[Activity]:
Whatever appears in the entries must be given again exactly.

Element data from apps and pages
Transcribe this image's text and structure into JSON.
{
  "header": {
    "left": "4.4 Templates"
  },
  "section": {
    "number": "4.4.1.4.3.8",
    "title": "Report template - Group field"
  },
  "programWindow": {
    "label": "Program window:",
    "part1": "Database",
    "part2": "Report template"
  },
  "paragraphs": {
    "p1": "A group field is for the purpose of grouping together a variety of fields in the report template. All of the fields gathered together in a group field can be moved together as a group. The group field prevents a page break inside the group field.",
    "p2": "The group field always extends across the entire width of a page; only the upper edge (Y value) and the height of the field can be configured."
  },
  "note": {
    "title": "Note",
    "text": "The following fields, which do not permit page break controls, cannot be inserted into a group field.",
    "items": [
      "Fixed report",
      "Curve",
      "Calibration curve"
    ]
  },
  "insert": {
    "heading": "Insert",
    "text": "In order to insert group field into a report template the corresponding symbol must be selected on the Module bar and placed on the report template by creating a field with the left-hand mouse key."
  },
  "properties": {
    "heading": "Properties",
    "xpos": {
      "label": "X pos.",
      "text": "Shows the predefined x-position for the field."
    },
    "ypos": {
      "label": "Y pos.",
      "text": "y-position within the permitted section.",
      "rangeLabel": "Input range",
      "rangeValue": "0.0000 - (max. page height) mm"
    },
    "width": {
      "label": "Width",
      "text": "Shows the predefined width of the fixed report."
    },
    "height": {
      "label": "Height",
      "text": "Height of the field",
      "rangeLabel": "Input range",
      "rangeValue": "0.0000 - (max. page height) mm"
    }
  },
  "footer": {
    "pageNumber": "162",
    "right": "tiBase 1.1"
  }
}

[Your solution]:
Transcribe this image's text and structure into JSON.
{
  "header": {
    "left": "4.4 Templates"
  },
  "section": {
    "number": "4.4.1.4.3.8",
    "title": "Report template - Group field"
  },
  "programWindow": {
    "label": "Program window:",
    "part1": "Database",
    "part2": "Report template"
  },
  "paragraphs": {
    "p1": "A group field is for the purpose of grouping together a variety of fields in the report template. All of the fields gathered together in a group field can be moved together as a group. The group field prevents a page break inside the group field.",
    "p2": "The group field always extends across the entire width of a page; only the upper edge (Y value) and the height of the field can be configured."
  },
  "note": {
    "title": "Note",
    "text": "The following fields, which do not permit page break controls, cannot be inserted into a group field.",
    "items": [
      "Fixed report",
      "Curve",
      "Calibration curve"
    ]
  },
  "insert": {
    "heading": "Insert",
    "text": "In order to insert group field into a report template the corresponding symbol must be selected on the Module bar and placed on the report template by creating a field with the left-hand mouse key."
  },
  "properties": {
    "heading": "Properties",
    "xpos": {
      "label": "X pos.",
      "text": "Shows the predefined x-position for the field."
    },
    "ypos": {
      "label": "Y pos.",
      "text": "y-position within the permitted section.",
      "rangeLabel": "Input range",
      "rangeValue": "0.0000 - (max. page height) mm"
    },
    "width": {
      "label": "Width",
      "text": "Shows the predefined width of the fixed report."
    },
    "height": {
      "label": "Height",
      "text": "Height of the field",
      "rangeLabel": "Input range",
      "rangeValue": "0.0000 - (max. page height) mm"
    }
  },
  "footer": {
    "pageNumber": "162",
    "right": "tiBase 1.1"
  }
}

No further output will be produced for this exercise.